AllThingsD reports that two studies point to the problems the subsector is having. First, Barclays said that ultras only accounted for 5 percent of the laptops sold during the second quarter of the year. The second report, from Sterne Agee, suggests a likely reason for what the story suggests are disappointing results:
And that traction isn’t likely to show up until PC manufacturers are able to lower their prices. According to Sterne Agee analyst Vijay Rakesh, 75 percent of the Ultrabooks currently available at Best Buy cost more than $950. Of those, several command prices of more than $1,300.
Those price tags do seem a bit steep in this world in which the cost of electronic gear systematically goes down.
The story said that prices indeed will recede and that the sector may get a restart with the release of Windows 8, though it didn’t say why the new Microsoft operating system will be particularly advantageous to the ultrabook.
The status of ultrabooks also came up in a Barron’s post on the troubled PC industry. For some reason, ultrabooks are considered part of the PC segment while tablets are not. In any case, he agrees that prices are too high:

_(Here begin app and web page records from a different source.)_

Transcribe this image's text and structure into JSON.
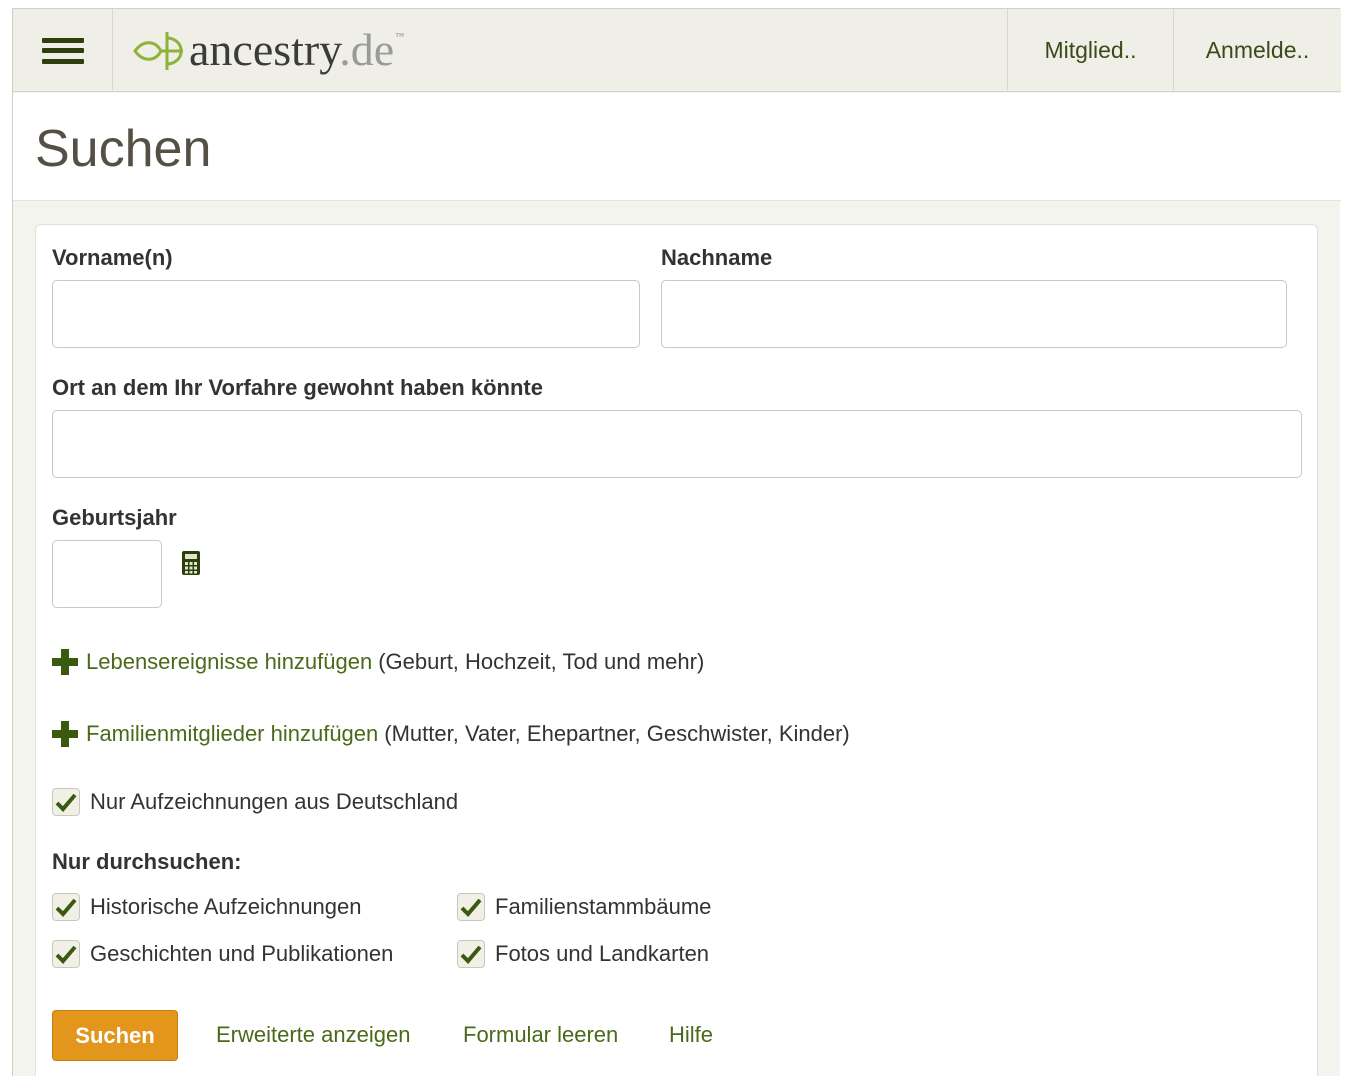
{
  "header": {
    "logo_name": "ancestry",
    "logo_tld": ".de",
    "logo_tm": "™",
    "member_label": "Mitglied..",
    "login_label": "Anmelde.."
  },
  "page": {
    "title": "Suchen"
  },
  "form": {
    "first_name_label": "Vorname(n)",
    "first_name_value": "",
    "last_name_label": "Nachname",
    "last_name_value": "",
    "place_label": "Ort an dem Ihr Vorfahre gewohnt haben könnte",
    "place_value": "",
    "birth_year_label": "Geburtsjahr",
    "birth_year_value": "",
    "life_events_link": "Lebensereignisse hinzufügen",
    "life_events_hint": "(Geburt, Hochzeit, Tod und mehr)",
    "family_link": "Familienmitglieder hinzufügen",
    "family_hint": "(Mutter, Vater, Ehepartner, Geschwister, Kinder)",
    "germany_only_label": "Nur Aufzeichnungen aus Deutschland",
    "germany_only_checked": true,
    "search_only_heading": "Nur durchsuchen:",
    "collections": [
      {
        "label": "Historische Aufzeichnungen",
        "checked": true
      },
      {
        "label": "Familienstammbäume",
        "checked": true
      },
      {
        "label": "Geschichten und Publikationen",
        "checked": true
      },
      {
        "label": "Fotos und Landkarten",
        "checked": true
      }
    ],
    "search_button": "Suchen",
    "show_advanced": "Erweiterte anzeigen",
    "clear_form": "Formular leeren",
    "help": "Hilfe"
  },
  "colors": {
    "accent_green": "#4a6a1a",
    "search_button": "#e3961c",
    "header_bg": "#efefe7"
  }
}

As for Ultrabooks, we continue to believe that Ultrabooks will be substitutive, rather than incremental to the PC market. In particular, we believe that Ultrabooks will need to reach much lower ASPs to find broad adoption.
A quick scan of recent news suggests that there is plenty going on in the category. For instance, Gizmodo reports on touchscreen ultrabooks — for the record, writer Adrian Covert doesn’t care for them — and links to introductions from Acer, HP and Samsung. Dell and Toshiba also have new ultrabooks. PCWorld has a series of notes on ultrabook introductions.
Ultrabooks, like the tablets, Chromebooks and other mobile devices in the amorphous “not-phones/not-laptops,” have their use case. About a year into their lifespan, however, reports are not encouraging.